I say all this knowing full well sources are just that: sources, from which you can derive any number of things. Taking liberties are what art's all about; slavish devotion to material is not creative. I liked the way Rampo Kitan riffed on its source material, because the spiritual connection with the original never went completely out of sight. (Trickster kept more of the connections, but didn't really go anywhere with them.) And then you have stuff like Bungo Stray Dogs, where any original material, or personalities, are essentially there for totemistic value and not really as a source.
HUMAN LOST is a distinctive enough mix of these approaches that it might well constitute its own fourth category. Many of the character relationships from the original story are templates for how things unfold — chiefly Shizuko's sincere and unwavering faith in Yozo, and Yozo's own doubt in his ability to return that faith. There's even more than a little of the original story's theme of how Yozo is chiefly defined by the way others manipulate and exploit him (Horiki in particular).

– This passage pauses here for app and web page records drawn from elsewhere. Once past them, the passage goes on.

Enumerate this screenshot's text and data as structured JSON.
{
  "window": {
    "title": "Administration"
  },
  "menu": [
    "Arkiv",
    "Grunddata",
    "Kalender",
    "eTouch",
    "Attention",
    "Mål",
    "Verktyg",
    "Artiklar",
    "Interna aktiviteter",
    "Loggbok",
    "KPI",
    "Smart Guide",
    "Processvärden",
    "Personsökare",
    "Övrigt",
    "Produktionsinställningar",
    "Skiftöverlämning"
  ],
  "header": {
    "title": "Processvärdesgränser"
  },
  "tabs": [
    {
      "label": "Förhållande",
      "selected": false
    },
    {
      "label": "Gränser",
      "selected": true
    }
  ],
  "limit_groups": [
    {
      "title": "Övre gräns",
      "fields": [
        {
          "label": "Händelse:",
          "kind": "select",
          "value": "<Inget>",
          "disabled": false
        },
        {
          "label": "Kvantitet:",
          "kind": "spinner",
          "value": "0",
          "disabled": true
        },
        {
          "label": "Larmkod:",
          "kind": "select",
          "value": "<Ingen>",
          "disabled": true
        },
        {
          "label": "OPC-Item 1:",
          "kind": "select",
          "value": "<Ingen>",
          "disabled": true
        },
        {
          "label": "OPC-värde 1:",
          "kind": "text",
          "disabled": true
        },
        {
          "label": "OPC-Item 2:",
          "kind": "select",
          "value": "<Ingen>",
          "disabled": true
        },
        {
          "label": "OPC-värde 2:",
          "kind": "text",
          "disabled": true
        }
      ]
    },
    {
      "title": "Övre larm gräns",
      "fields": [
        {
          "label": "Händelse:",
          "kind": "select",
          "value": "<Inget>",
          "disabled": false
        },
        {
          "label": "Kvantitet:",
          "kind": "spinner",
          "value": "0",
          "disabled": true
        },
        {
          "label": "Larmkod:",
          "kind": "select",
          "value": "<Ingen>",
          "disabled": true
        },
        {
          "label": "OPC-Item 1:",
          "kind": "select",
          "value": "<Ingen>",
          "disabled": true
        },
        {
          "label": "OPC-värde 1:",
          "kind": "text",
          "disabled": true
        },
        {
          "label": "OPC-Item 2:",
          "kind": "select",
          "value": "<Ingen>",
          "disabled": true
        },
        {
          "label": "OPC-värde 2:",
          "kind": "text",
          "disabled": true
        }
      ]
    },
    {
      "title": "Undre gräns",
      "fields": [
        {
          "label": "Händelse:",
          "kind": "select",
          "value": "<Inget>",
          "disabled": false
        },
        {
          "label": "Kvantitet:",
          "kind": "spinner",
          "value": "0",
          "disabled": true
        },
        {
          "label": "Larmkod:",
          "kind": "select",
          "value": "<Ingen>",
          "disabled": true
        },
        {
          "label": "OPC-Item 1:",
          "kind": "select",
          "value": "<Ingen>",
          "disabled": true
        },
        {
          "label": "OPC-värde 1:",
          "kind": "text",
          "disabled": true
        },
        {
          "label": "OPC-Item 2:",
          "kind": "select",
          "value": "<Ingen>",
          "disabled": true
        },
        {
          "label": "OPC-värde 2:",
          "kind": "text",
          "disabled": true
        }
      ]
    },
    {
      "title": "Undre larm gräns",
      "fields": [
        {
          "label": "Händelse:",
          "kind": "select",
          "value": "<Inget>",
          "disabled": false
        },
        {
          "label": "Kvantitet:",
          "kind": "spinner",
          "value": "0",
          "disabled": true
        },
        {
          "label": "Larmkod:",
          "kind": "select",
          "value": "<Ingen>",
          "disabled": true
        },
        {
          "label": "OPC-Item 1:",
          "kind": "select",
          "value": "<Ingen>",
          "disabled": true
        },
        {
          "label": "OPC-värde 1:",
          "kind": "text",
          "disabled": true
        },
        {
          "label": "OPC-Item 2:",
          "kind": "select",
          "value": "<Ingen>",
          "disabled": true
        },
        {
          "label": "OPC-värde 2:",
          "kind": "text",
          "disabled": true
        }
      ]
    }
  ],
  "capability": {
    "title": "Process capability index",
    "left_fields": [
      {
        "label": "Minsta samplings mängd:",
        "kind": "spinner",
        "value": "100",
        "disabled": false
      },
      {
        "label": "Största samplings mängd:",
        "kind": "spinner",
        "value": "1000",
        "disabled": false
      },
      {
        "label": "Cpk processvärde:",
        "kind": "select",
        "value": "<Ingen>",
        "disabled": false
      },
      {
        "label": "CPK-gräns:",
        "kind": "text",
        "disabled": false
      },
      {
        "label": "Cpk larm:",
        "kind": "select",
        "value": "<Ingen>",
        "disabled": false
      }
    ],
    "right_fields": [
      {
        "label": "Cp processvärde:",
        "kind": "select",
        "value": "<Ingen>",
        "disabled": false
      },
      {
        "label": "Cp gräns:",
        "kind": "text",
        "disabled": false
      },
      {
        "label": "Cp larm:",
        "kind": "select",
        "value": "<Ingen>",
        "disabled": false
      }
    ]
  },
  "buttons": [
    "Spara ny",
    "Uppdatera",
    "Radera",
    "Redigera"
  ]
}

But there's even more missing, and what's missing matters. Virtually nothing remains of the original story arc, where Yozo spirals down through the whole of his life bleeding to death from his emotional wounds. The story as constructed, with all its operatic techno-millennialism, has its attention elsewhere. And one of the consequences of that is how the most significant parts of the original either don't make it in, or become distorted in the translation and turn antithetical. Consider the nihilistic ending of the novel, where Yozo was left not to die but to merely exist meaninglessly. Here, that's nodded towards, but the filmmakers try to put a positive spin on it, by turning Yozo's lingering existence into a kind of heroic Sisyphean struggle. It isn't a bad idea, but the book had nothing to do with such things.
When people talk about the spirit of a work, they refer not to its plot or even to its themes as such, but its worldview. Dazai's worldview was that of a harsh, ironic laugh. I originally thought HUMAN LOST's cyberpunk approach would be a great vessel for a brew that bitter. But in the end, the romanticism wins, and maybe that's the biggest reason this project works best without its brand associations: it's not in the one spirit I associate most with its namesake. One must imagine Dazai sneering.